_About this exercise_: Entries follow. Return each line that contains the word "Once".

(Dataset rows describing interfaces)
*** Block opens ***

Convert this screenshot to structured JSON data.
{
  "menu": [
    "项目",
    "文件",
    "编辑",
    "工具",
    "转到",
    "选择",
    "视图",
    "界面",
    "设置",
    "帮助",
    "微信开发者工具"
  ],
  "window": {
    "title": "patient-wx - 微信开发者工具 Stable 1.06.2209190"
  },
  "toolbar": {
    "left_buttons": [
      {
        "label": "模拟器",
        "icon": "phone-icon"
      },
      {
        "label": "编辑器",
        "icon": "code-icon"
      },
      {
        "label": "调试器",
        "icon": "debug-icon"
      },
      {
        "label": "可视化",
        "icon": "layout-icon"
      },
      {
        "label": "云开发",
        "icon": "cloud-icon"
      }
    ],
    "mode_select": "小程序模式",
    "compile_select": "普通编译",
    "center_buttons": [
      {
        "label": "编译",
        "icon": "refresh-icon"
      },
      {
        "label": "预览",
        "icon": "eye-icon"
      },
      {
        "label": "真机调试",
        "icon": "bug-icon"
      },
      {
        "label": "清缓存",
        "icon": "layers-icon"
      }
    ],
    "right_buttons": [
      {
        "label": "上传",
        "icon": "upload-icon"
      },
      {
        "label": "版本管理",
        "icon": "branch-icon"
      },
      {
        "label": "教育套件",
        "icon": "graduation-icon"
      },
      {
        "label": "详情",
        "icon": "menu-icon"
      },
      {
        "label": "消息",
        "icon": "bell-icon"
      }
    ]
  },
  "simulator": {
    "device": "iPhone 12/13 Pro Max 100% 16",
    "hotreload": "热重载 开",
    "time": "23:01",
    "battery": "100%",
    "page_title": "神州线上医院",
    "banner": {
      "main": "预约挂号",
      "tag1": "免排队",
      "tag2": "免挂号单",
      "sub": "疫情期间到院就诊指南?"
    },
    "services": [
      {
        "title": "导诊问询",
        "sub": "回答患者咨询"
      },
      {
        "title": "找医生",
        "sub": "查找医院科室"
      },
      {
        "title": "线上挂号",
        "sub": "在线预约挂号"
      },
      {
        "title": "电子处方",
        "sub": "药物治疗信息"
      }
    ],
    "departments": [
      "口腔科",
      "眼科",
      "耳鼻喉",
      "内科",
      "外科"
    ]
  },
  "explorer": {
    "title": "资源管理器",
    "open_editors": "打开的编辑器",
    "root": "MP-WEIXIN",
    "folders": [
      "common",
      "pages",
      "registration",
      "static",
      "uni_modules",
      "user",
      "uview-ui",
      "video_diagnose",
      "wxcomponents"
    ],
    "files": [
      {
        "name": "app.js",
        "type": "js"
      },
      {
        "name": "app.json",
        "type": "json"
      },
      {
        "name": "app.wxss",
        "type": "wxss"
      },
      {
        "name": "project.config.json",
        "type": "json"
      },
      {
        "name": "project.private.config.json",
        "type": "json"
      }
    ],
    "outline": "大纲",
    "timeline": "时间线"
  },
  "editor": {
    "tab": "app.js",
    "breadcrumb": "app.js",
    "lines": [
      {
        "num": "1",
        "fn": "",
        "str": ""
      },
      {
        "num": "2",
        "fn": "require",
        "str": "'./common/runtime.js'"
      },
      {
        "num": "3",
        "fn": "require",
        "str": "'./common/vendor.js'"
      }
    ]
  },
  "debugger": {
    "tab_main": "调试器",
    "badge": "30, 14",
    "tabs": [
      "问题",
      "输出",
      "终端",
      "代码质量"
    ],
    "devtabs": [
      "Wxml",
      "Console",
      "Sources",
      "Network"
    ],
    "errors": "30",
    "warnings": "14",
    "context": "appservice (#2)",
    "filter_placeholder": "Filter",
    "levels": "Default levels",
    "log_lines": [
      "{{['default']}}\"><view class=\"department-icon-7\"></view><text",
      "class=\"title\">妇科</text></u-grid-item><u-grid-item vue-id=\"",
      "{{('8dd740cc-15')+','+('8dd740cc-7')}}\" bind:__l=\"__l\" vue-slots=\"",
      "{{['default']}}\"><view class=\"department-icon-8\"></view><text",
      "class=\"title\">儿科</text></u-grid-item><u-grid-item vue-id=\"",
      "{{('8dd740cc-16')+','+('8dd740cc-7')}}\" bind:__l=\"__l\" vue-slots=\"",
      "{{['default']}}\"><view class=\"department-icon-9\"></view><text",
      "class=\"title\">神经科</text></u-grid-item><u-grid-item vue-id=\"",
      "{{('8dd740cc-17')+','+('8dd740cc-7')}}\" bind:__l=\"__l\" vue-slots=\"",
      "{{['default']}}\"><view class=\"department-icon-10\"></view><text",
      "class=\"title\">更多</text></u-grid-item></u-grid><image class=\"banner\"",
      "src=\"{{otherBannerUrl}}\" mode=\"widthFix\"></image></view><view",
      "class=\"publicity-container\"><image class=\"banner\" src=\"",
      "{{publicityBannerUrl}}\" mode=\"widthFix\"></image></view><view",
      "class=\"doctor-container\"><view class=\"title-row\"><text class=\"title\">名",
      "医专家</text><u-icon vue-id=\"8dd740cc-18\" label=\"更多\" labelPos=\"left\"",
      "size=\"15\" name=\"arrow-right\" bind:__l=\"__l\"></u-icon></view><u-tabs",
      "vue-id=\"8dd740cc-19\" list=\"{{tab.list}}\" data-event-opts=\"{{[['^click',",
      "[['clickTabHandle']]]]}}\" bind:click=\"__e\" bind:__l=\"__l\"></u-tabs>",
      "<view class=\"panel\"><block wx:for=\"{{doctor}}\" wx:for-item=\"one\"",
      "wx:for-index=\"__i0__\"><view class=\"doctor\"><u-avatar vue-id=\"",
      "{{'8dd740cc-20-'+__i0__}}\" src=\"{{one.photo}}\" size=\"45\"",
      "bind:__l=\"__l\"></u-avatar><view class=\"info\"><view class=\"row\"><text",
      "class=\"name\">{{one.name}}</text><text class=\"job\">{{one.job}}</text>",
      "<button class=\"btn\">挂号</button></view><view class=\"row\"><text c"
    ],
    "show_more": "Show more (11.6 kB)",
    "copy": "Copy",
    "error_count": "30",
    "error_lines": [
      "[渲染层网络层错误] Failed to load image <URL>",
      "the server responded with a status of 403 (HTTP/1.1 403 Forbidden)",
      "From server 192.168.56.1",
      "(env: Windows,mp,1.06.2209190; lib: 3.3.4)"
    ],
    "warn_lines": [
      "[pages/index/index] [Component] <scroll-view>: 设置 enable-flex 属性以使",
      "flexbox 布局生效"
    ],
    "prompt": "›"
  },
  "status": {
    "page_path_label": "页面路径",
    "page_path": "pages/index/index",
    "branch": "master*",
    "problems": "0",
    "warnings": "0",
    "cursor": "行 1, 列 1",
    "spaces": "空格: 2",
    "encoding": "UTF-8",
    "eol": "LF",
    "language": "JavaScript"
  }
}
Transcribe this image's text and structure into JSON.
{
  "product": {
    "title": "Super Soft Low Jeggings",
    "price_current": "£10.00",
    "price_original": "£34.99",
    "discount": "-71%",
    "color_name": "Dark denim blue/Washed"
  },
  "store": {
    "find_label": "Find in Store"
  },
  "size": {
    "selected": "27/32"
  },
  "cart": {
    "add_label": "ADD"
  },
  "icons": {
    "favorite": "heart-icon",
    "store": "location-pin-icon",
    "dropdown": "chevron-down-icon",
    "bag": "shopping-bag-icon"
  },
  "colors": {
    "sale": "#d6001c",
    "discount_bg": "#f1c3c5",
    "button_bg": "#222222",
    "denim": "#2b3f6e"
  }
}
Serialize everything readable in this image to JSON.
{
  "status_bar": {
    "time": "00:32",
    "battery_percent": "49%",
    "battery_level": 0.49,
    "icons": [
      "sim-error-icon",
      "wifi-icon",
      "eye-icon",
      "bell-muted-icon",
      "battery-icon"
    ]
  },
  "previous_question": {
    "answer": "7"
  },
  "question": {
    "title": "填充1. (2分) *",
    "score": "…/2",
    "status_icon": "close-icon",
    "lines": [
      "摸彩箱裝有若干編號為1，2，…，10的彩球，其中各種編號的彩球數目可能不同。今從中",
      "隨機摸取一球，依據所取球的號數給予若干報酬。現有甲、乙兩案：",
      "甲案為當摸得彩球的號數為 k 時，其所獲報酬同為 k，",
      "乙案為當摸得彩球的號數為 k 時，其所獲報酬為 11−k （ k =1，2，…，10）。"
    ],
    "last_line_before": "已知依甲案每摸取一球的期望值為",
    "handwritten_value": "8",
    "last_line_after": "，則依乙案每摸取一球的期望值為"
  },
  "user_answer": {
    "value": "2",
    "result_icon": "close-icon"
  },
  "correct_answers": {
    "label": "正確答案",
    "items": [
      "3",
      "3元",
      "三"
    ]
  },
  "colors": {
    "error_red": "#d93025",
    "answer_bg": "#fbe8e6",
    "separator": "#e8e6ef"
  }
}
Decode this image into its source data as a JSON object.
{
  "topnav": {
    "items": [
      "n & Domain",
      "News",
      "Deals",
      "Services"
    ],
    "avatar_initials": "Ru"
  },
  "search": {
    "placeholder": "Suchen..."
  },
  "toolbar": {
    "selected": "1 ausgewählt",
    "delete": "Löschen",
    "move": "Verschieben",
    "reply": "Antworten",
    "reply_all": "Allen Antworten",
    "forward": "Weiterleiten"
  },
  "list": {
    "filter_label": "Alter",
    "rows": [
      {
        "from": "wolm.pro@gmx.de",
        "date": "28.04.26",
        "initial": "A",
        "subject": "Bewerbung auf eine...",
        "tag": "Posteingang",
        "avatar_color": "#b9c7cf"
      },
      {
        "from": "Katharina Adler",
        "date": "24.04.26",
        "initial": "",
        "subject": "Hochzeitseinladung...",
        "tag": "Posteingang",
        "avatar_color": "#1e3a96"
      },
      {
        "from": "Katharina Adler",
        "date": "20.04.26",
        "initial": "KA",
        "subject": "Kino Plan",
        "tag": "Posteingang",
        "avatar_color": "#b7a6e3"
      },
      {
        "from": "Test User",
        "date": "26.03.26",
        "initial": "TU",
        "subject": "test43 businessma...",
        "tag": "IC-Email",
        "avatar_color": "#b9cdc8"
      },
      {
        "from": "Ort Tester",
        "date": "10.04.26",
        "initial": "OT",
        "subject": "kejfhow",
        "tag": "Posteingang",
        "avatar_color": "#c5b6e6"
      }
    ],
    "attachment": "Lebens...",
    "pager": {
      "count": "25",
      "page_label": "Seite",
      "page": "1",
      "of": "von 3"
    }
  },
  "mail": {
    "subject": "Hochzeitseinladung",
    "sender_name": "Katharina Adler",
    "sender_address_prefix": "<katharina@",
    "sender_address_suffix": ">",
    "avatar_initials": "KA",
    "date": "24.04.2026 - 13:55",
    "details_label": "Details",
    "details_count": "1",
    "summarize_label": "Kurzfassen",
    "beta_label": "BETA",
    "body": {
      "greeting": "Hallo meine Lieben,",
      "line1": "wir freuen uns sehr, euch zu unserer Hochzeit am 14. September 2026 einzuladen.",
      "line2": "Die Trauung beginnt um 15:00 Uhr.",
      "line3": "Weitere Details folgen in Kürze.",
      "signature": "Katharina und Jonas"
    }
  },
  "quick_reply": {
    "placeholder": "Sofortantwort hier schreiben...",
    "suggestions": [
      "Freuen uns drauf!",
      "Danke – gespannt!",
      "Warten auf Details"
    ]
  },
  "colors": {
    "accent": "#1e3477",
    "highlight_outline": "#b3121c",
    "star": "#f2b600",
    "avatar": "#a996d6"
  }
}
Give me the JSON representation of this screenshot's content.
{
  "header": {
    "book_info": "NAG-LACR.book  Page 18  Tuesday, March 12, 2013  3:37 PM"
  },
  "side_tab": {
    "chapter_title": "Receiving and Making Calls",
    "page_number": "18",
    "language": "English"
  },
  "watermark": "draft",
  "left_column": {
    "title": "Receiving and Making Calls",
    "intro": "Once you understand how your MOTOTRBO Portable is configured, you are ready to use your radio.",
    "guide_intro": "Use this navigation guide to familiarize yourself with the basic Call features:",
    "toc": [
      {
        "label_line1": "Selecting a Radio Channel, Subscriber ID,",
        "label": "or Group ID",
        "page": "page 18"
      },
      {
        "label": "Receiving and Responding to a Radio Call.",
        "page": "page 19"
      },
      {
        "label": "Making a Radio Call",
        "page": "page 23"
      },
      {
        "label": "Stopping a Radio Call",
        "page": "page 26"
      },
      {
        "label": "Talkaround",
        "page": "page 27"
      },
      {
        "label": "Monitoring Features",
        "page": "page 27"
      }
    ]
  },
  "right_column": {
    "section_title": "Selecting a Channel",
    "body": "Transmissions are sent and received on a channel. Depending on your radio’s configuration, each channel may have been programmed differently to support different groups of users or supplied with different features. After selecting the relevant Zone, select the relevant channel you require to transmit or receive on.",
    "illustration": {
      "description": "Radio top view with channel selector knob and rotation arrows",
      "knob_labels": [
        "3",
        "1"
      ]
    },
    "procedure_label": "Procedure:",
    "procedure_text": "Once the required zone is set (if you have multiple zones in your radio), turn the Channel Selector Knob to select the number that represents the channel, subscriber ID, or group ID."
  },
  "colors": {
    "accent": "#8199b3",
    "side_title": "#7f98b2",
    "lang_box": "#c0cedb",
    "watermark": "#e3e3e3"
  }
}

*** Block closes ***

_Finished exercise_:
    "intro": "Once you understand how your MOTOTRBO Portable is configured, you are ready to use your radio.",
    "procedure_text": "Once the required zone is set (if you have multiple zones in your radio), turn the Channel Selector Knob to select the number that represents the channel, subscriber ID, or group ID."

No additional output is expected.